We recently interviewed some great candidates for a summer internship at Moore Legal Technology and as part of this, we invited the candidates to write a blog post regarding online marketing and the challenges faced by law firms today. We thought it would be useful, given the amount of work they put in, to share their posts here and give each of them some well-deserved recognition and appreciation for their posts.
Social Media Strategy for Human Right Lawyers
Social media is a powerful tool for any human rights lawyer. It can help you keep in touch with clients, develop your network, and build your online and professional reputation. By being more visible online potential new clients are able to research you, so social media can help improve your bottom line too. But it’s not quite as simple as just getting on a platform and waiting for business, you need to make a plan and see it through. Start by thinking about whom you need to know, and what they want to know, and always bear in mind that it’s about improving your reputation.
A great way to get started is to establish a law blog (or blawg) as a central hub and promote it through relevant platforms. Your blawg can be used to showcase your expertise and establish your reputation, and by linking back to it in other forms of social media you’ll help to send it up the search engine rankings. Also, by adding share buttons to your blawg you can allow others to easily share your content for you. Be sure to create a full LinkedIn profile (this really is a must), join the professional groups and forums, and seek and write recommendations to build your peer network. Keep your ear to the ground in Twitter to find out exactly what is concerning those in the human rights sphere and join in the conversation. Google+ and Facebook can similarly be used to communicate and keep up with the community. But be careful, don’t spread yourself too thin – concentrate on one or two platforms to begin with and really get involved.
Think about the expertise you offer, what concerns your clients and what the picture you want to paint of yourself. Remember, at this point it’s about education and reputation, not advice. Stay abreast of current developments by subscribing to the RSS feeds of some of the big content providers such as Westlaw or HUDOC. These feeds can be specifically tailored to your and your client’s niche interest, or to follow the development of cases through the legal strata. Use these as the basis for developing your own expert commentary.
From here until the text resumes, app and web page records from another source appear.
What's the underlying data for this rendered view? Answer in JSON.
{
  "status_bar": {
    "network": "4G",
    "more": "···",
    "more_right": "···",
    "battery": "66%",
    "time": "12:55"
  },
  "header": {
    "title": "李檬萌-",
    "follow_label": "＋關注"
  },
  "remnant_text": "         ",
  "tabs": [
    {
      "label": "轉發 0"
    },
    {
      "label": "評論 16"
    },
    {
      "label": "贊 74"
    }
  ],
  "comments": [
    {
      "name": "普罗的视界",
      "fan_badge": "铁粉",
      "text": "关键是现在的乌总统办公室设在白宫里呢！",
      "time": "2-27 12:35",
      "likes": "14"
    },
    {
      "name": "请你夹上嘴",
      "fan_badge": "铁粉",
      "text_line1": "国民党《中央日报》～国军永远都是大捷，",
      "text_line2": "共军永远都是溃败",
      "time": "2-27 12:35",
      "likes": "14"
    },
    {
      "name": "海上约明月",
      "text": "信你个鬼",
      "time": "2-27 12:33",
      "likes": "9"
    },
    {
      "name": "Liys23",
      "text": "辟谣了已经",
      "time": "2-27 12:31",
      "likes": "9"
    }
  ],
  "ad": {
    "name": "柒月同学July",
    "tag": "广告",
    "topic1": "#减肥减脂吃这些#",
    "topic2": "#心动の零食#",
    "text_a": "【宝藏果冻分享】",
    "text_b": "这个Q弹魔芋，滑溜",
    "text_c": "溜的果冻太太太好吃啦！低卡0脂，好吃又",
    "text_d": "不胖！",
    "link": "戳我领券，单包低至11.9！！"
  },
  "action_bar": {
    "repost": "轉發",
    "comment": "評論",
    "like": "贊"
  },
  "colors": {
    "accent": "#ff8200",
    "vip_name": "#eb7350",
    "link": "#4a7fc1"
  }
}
But providing the world with content doesn’t always require you to be leading the way, there are excellent blogs and prodigious tweeters out there, and by sharing their content you’ll also help build your professional network.
The last thing to keep in mind is that social media is never static, so don’t let your online presence be washed away. Not only will you stop generating new clients and contacts, but by not following through your reputation will not be helped, after all who wants to rely on someone who visibly cannot commit? However, this doesn’t mean that you need to be endlessly and distractedly blogging, tweeting and clicking away. Instead, by focussing your content on who you need to know and what they want to know, and by doing it at times which they are most active online, successful use of social media can be used as a very efficient way of improving your reputation and business.
Human rights lawyers have a lot to gain through proper social media strategy. Plan it, be patient and consistent, and reap the rewards, daunting as this can be for risk-averse lawyers. Remember though, despite the regimen, to add some personality - particularly on the more sociable platforms such as Twitter. Human rights law, after all, is about being human.